- [Work required]: Among the lines below, return each one that contains the word "Tarihi".

Material provided START

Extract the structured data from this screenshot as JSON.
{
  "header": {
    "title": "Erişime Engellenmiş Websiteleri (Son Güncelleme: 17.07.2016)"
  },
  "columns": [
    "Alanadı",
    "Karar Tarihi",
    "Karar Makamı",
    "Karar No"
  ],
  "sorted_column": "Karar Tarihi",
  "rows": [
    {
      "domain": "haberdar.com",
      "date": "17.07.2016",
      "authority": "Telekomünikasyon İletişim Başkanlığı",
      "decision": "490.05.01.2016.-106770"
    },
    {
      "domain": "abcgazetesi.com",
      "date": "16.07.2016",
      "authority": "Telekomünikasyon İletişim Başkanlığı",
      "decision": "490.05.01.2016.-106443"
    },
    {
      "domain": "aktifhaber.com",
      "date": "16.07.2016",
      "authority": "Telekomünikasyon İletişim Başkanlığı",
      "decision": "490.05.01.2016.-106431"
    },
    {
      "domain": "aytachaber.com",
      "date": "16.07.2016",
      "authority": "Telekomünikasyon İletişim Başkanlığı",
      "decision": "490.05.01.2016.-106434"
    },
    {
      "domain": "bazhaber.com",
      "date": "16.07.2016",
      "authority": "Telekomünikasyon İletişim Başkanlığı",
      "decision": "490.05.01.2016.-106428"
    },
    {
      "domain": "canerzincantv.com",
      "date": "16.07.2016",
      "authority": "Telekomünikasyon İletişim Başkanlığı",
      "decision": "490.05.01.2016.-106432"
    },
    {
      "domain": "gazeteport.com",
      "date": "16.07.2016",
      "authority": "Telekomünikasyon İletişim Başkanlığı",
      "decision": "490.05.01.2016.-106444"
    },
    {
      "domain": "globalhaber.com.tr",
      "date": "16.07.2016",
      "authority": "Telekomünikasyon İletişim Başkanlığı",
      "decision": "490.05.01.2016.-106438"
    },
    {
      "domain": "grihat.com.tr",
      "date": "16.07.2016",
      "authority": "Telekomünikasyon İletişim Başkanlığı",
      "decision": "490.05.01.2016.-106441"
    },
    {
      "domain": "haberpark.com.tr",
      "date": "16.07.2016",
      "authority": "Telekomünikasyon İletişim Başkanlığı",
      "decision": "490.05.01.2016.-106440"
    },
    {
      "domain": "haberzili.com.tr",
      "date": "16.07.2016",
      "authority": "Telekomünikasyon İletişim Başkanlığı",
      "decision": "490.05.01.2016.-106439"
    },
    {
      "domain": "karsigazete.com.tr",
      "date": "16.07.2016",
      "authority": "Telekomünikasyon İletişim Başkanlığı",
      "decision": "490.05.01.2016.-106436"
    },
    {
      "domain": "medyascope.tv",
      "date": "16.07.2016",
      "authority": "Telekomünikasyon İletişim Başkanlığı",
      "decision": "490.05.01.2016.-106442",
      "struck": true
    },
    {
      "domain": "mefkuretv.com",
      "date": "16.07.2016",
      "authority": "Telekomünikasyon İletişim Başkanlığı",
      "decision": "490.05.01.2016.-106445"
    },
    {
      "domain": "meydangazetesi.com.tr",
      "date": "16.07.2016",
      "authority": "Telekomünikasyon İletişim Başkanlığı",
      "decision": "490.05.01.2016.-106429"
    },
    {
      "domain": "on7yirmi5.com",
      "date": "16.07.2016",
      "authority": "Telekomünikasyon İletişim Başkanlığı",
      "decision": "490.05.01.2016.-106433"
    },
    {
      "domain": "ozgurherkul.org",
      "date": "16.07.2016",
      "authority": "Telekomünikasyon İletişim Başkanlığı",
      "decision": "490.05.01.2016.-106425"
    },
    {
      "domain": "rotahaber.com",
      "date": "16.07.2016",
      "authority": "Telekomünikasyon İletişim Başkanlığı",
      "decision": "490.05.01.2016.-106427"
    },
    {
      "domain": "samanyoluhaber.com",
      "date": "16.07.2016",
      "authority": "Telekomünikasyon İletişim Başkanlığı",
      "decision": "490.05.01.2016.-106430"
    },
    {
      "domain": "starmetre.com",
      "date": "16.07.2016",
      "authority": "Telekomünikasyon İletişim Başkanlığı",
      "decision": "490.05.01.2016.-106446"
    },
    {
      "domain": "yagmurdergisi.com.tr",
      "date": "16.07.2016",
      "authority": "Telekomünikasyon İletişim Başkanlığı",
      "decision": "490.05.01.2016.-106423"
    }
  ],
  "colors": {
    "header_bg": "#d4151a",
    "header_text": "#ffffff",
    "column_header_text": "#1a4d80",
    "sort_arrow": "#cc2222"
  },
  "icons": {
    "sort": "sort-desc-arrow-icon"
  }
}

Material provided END

- [Answer box]:
    "Karar Tarihi",
  "sorted_column": "Karar Tarihi",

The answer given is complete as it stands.